I think there is much truth in some of the points and other points are borderline absurd.  It is true that nutrition is a very small part of traditional medical school curriculum.  Most medical schools (US at least) have adopted a systems type approach to learning.  What this means is after getting core training in anatomy, physiology, biochemistry, histology and other basic science subjects the curriculum moves on to an approach based on body system.  For instance, in the cardiovascular system module includes the pharmacology, anatomy, pathophysiology  and basic treatment of that system.  Obviously the depth of knowledge required to actually treat and diagnose a cardiovascular problem exceeds anything a person can learn in a few weeks.  Post medical training takes years even to recognize and treat common problems.  So its easy to understand how nutritional supplemental information can get lost, dismissed and misunderstood.  The other issue becomes how litttle most individuals are willing to be responsible for their own care.  Imagine how few health problems the system would have to deal with if people were fit, drank in moderation, avoided harmful drugs, didn’t smoke and modulated sexual behavior.  Not trying to make excuses but adding perspective.

 

Very few clinically active physicians have an interest in people not getting well.  Little to no personal revenue is generated by physicians from writing a prescription.  Sure some collect consulting fees from pharma but generating any substantial earnings from this is negligible and the money’s assigned are less than a day in the office generates. In the last decade or two most physicians do not even see drug representatives and are legally required not to benefit from prescription writing.  Indeed physicians are trained to write prescriptions and usually prescribe based on treatment protocols, familiarity or formulary restrictions.  There are so many folks who need to see a doctor for a variety of problems thinking they would not act in what is believed to be a patients best interest approaches silly.  Do you really think a Neurologist wants a 4-12 month waiting list?  Most caregivers want people to get better quickly and easily.  Because of the overburdens and limitations of an office practice many primary care providers have to “punt” to a specialist just because they have no time to study a non responding problem or want to streamline a diagnosis and plan.  Of course they might also be motivated to move a person with a difficult personality along too.  

 

In our situation we have a debilitating, life crushing condition which is uncommon, poorly understood, and multi factorial.  It is also non lethal on the surface.  Because providers fail to see how this condition kills it gets a lower priority and folks like us suffer.  Forums like this are essential because it allows a free exchange of experiences and allows us to work out what works, what is said to work but does not and how to fine tune interventions to gain maximum relief.  Cluster headaches have certainly been given a low medical priority, under appreciated suffering and downright criminal treatment especially how long the fight to get O2 recognized and covered.  Again forums like this and organizations like Clusterbusters help where the “system” never would.  

 

The legal system does create limit some provider hesitancy for novel, new or out of normal recommendation treatments.  Also when you are treated outside of normal protocols services attached to those treatments are not covered.  This creates conflict between patient and provider because imaging, lab tests and procedures can go uncovered thus generating financial obligations few can meet without insurance (again a mostly US problem). Trust me, if you got a kidney stone after being prescribed high dose vitamin D beyond standard recommendations a motivated patient could find a lawyer to help sue the provider despite the strength of evidence to the contrary.  It would likely be settled out of court and you would never hear about it.

 

So we take our Vitamin D, ingest illegal substances and try whatever crazy sounding thing we hear about to relieve this indescribable pain.  We own it and don’t need the traditional medical systems approval.  
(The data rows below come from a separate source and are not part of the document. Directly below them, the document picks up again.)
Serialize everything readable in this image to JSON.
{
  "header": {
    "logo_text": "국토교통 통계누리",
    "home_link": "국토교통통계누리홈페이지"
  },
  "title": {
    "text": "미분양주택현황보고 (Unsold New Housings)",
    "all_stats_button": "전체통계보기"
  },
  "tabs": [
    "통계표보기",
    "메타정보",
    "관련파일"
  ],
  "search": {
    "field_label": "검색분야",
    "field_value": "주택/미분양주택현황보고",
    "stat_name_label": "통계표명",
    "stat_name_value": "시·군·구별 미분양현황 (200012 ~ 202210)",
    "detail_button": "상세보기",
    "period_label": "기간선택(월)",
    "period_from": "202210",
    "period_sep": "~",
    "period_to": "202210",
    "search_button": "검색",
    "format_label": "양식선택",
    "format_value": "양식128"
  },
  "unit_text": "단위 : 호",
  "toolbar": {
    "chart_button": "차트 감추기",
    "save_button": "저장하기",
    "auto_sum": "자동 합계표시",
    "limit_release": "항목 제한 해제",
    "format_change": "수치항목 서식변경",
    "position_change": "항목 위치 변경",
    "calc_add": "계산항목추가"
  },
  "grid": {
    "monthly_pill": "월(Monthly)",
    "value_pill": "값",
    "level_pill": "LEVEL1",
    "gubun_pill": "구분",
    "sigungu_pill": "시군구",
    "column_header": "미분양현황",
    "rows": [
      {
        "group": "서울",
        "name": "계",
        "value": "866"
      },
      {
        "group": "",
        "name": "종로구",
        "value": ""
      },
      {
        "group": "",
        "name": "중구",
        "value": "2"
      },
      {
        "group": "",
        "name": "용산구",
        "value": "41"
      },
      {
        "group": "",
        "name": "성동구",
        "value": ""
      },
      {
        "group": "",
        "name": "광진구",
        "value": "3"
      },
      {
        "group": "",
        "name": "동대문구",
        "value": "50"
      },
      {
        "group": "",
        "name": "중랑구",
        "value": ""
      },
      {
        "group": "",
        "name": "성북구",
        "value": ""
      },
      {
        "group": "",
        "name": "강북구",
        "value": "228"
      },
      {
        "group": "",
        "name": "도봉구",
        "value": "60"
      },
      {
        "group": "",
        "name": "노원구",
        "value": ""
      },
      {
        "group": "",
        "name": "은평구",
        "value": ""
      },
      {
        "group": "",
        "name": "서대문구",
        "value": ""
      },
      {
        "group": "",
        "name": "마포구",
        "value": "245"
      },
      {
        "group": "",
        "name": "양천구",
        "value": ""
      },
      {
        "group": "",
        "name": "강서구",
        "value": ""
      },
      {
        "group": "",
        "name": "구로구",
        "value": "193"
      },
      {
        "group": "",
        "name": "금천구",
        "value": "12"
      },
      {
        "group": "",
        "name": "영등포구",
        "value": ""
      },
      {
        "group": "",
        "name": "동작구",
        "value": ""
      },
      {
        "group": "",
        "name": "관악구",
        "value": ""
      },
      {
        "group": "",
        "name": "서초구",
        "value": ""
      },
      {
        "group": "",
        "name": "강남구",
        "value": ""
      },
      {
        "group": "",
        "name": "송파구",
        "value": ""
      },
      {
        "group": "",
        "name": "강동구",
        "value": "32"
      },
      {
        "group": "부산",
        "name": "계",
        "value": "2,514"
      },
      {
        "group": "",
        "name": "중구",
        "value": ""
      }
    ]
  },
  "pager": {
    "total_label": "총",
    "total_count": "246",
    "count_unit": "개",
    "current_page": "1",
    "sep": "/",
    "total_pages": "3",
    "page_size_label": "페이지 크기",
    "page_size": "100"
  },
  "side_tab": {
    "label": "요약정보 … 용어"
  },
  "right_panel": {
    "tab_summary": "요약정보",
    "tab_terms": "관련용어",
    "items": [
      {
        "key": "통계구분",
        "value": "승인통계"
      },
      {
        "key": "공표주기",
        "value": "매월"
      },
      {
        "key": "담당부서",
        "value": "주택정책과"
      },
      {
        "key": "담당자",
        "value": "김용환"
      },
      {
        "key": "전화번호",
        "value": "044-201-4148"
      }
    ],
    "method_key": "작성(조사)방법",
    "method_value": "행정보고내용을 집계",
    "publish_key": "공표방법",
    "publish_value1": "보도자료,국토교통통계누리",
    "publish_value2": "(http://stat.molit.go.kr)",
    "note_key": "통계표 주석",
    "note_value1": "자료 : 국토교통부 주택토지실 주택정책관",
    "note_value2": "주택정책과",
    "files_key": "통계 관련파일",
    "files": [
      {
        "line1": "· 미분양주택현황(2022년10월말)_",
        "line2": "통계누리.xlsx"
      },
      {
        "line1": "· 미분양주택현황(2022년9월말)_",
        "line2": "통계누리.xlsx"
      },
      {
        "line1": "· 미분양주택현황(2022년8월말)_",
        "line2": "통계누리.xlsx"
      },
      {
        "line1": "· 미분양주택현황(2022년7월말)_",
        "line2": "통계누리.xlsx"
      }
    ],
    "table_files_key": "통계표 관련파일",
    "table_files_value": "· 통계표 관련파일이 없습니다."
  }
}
  • Like 2
Link to comment
Share on other sites

Join the conversation

You can post now and register later. If you have an account, sign in now to post with your account.

Guest
Reply to this topic...

×   Pasted as rich text.   Paste as plain text instead

  Only 75 emoji are allowed.

×   Your link has been automatically embedded.   Display as a link instead

×   Your previous content has been restored.   Clear editor

×   You cannot paste images directly. Upload or insert images from URL.

Loading...
 Share

×
×
  • Create New...